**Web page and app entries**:
========================================================================
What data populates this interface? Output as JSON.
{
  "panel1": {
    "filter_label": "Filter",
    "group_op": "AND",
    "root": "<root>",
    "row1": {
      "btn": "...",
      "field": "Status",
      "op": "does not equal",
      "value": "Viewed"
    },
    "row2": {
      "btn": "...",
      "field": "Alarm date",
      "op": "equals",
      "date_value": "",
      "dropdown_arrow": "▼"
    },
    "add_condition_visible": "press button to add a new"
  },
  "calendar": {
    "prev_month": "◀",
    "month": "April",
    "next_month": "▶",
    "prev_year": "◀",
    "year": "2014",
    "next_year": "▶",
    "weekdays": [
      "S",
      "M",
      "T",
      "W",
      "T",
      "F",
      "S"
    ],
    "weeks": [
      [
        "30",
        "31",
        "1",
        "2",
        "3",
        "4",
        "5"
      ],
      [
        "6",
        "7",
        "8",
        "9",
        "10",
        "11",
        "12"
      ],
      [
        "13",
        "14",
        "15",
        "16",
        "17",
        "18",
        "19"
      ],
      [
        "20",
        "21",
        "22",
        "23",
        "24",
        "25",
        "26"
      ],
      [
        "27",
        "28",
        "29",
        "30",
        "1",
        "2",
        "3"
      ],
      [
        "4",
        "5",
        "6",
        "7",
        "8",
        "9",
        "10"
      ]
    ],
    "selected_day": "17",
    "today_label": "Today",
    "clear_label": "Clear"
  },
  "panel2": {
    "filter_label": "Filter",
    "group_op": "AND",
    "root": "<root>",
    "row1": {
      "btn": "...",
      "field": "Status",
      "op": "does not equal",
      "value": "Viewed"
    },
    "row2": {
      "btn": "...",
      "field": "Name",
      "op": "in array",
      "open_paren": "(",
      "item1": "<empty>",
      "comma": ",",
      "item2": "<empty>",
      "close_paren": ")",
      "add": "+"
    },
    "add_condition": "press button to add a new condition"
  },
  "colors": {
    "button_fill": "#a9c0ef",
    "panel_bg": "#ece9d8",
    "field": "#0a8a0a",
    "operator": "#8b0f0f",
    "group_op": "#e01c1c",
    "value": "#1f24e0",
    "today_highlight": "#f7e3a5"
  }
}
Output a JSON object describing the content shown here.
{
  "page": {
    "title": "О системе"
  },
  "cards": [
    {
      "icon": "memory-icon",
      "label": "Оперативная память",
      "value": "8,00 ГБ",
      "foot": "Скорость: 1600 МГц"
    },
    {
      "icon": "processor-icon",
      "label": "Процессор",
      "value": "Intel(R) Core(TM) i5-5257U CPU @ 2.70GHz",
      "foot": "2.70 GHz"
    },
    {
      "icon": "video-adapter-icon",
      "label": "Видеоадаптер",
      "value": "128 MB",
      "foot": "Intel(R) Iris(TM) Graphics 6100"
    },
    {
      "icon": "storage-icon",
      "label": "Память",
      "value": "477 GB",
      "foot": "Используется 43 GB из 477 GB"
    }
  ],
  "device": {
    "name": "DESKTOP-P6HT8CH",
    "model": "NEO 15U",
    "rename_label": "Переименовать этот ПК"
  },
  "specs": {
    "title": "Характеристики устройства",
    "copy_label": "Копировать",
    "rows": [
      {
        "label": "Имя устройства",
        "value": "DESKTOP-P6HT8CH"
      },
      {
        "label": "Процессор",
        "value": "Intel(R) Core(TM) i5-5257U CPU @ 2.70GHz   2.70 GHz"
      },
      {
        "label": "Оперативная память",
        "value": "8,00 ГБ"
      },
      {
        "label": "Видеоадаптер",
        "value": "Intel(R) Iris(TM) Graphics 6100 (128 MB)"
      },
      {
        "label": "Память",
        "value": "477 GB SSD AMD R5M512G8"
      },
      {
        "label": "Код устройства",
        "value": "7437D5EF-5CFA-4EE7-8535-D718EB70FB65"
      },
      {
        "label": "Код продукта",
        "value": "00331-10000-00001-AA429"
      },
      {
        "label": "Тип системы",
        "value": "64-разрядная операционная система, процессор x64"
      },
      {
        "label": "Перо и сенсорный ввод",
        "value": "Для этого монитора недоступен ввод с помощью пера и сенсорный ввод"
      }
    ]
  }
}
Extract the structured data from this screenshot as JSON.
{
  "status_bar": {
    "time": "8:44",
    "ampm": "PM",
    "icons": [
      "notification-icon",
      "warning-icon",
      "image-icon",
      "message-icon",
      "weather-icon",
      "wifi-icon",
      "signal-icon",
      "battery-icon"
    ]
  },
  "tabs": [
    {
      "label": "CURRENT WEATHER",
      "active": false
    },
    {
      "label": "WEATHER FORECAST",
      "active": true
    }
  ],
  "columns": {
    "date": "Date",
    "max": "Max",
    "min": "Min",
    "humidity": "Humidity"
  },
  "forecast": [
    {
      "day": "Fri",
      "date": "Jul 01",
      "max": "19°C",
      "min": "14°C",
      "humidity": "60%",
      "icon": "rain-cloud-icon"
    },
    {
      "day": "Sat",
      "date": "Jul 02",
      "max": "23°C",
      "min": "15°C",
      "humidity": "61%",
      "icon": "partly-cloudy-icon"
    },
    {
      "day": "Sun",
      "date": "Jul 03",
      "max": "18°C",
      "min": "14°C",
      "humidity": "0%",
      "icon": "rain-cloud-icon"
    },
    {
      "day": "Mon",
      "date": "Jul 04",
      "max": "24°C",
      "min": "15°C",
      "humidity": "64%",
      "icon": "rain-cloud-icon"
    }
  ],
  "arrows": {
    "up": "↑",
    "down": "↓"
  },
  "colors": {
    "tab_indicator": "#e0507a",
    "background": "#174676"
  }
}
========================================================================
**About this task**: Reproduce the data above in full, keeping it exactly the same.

**Reply to the exercise**:
What data populates this interface? Output as JSON.
{
  "panel1": {
    "filter_label": "Filter",
    "group_op": "AND",
    "root": "<root>",
    "row1": {
      "btn": "...",
      "field": "Status",
      "op": "does not equal",
      "value": "Viewed"
    },
    "row2": {
      "btn": "...",
      "field": "Alarm date",
      "op": "equals",
      "date_value": "",
      "dropdown_arrow": "▼"
    },
    "add_condition_visible": "press button to add a new"
  },
  "calendar": {
    "prev_month": "◀",
    "month": "April",
    "next_month": "▶",
    "prev_year": "◀",
    "year": "2014",
    "next_year": "▶",
    "weekdays": [
      "S",
      "M",
      "T",
      "W",
      "T",
      "F",
      "S"
    ],
    "weeks": [
      [
        "30",
        "31",
        "1",
        "2",
        "3",
        "4",
        "5"
      ],
      [
        "6",
        "7",
        "8",
        "9",
        "10",
        "11",
        "12"
      ],
      [
        "13",
        "14",
        "15",
        "16",
        "17",
        "18",
        "19"
      ],
      [
        "20",
        "21",
        "22",
        "23",
        "24",
        "25",
        "26"
      ],
      [
        "27",
        "28",
        "29",
        "30",
        "1",
        "2",
        "3"
      ],
      [
        "4",
        "5",
        "6",
        "7",
        "8",
        "9",
        "10"
      ]
    ],
    "selected_day": "17",
    "today_label": "Today",
    "clear_label": "Clear"
  },
  "panel2": {
    "filter_label": "Filter",
    "group_op": "AND",
    "root": "<root>",
    "row1": {
      "btn": "...",
      "field": "Status",
      "op": "does not equal",
      "value": "Viewed"
    },
    "row2": {
      "btn": "...",
      "field": "Name",
      "op": "in array",
      "open_paren": "(",
      "item1": "<empty>",
      "comma": ",",
      "item2": "<empty>",
      "close_paren": ")",
      "add": "+"
    },
    "add_condition": "press button to add a new condition"
  },
  "colors": {
    "button_fill": "#a9c0ef",
    "panel_bg": "#ece9d8",
    "field": "#0a8a0a",
    "operator": "#8b0f0f",
    "group_op": "#e01c1c",
    "value": "#1f24e0",
    "today_highlight": "#f7e3a5"
  }
}
Output a JSON object describing the content shown here.
{
  "page": {
    "title": "О системе"
  },
  "cards": [
    {
      "icon": "memory-icon",
      "label": "Оперативная память",
      "value": "8,00 ГБ",
      "foot": "Скорость: 1600 МГц"
    },
    {
      "icon": "processor-icon",
      "label": "Процессор",
      "value": "Intel(R) Core(TM) i5-5257U CPU @ 2.70GHz",
      "foot": "2.70 GHz"
    },
    {
      "icon": "video-adapter-icon",
      "label": "Видеоадаптер",
      "value": "128 MB",
      "foot": "Intel(R) Iris(TM) Graphics 6100"
    },
    {
      "icon": "storage-icon",
      "label": "Память",
      "value": "477 GB",
      "foot": "Используется 43 GB из 477 GB"
    }
  ],
  "device": {
    "name": "DESKTOP-P6HT8CH",
    "model": "NEO 15U",
    "rename_label": "Переименовать этот ПК"
  },
  "specs": {
    "title": "Характеристики устройства",
    "copy_label": "Копировать",
    "rows": [
      {
        "label": "Имя устройства",
        "value": "DESKTOP-P6HT8CH"
      },
      {
        "label": "Процессор",
        "value": "Intel(R) Core(TM) i5-5257U CPU @ 2.70GHz   2.70 GHz"
      },
      {
        "label": "Оперативная память",
        "value": "8,00 ГБ"
      },
      {
        "label": "Видеоадаптер",
        "value": "Intel(R) Iris(TM) Graphics 6100 (128 MB)"
      },
      {
        "label": "Память",
        "value": "477 GB SSD AMD R5M512G8"
      },
      {
        "label": "Код устройства",
        "value": "7437D5EF-5CFA-4EE7-8535-D718EB70FB65"
      },
      {
        "label": "Код продукта",
        "value": "00331-10000-00001-AA429"
      },
      {
        "label": "Тип системы",
        "value": "64-разрядная операционная система, процессор x64"
      },
      {
        "label": "Перо и сенсорный ввод",
        "value": "Для этого монитора недоступен ввод с помощью пера и сенсорный ввод"
      }
    ]
  }
}
Extract the structured data from this screenshot as JSON.
{
  "status_bar": {
    "time": "8:44",
    "ampm": "PM",
    "icons": [
      "notification-icon",
      "warning-icon",
      "image-icon",
      "message-icon",
      "weather-icon",
      "wifi-icon",
      "signal-icon",
      "battery-icon"
    ]
  },
  "tabs": [
    {
      "label": "CURRENT WEATHER",
      "active": false
    },
    {
      "label": "WEATHER FORECAST",
      "active": true
    }
  ],
  "columns": {
    "date": "Date",
    "max": "Max",
    "min": "Min",
    "humidity": "Humidity"
  },
  "forecast": [
    {
      "day": "Fri",
      "date": "Jul 01",
      "max": "19°C",
      "min": "14°C",
      "humidity": "60%",
      "icon": "rain-cloud-icon"
    },
    {
      "day": "Sat",
      "date": "Jul 02",
      "max": "23°C",
      "min": "15°C",
      "humidity": "61%",
      "icon": "partly-cloudy-icon"
    },
    {
      "day": "Sun",
      "date": "Jul 03",
      "max": "18°C",
      "min": "14°C",
      "humidity": "0%",
      "icon": "rain-cloud-icon"
    },
    {
      "day": "Mon",
      "date": "Jul 04",
      "max": "24°C",
      "min": "15°C",
      "humidity": "64%",
      "icon": "rain-cloud-icon"
    }
  ],
  "arrows": {
    "up": "↑",
    "down": "↓"
  },
  "colors": {
    "tab_indicator": "#e0507a",
    "background": "#174676"
  }
}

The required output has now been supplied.